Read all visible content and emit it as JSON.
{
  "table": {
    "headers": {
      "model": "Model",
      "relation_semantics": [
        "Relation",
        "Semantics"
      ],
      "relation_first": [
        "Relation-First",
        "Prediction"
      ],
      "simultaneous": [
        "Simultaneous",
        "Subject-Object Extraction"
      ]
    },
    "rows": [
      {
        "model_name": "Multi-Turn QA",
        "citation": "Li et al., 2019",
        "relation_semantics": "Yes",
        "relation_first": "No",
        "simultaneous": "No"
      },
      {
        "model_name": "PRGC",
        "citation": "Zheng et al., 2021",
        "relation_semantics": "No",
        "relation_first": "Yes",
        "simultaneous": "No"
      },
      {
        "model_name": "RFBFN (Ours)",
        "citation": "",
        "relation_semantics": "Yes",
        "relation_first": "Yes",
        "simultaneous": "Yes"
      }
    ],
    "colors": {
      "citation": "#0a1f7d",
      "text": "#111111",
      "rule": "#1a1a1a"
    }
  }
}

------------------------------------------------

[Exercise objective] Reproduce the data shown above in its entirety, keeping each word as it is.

[Response for this exercise]
Read all visible content and emit it as JSON.
{
  "table": {
    "headers": {
      "model": "Model",
      "relation_semantics": [
        "Relation",
        "Semantics"
      ],
      "relation_first": [
        "Relation-First",
        "Prediction"
      ],
      "simultaneous": [
        "Simultaneous",
        "Subject-Object Extraction"
      ]
    },
    "rows": [
      {
        "model_name": "Multi-Turn QA",
        "citation": "Li et al., 2019",
        "relation_semantics": "Yes",
        "relation_first": "No",
        "simultaneous": "No"
      },
      {
        "model_name": "PRGC",
        "citation": "Zheng et al., 2021",
        "relation_semantics": "No",
        "relation_first": "Yes",
        "simultaneous": "No"
      },
      {
        "model_name": "RFBFN (Ours)",
        "citation": "",
        "relation_semantics": "Yes",
        "relation_first": "Yes",
        "simultaneous": "Yes"
      }
    ],
    "colors": {
      "citation": "#0a1f7d",
      "text": "#111111",
      "rule": "#1a1a1a"
    }
  }
}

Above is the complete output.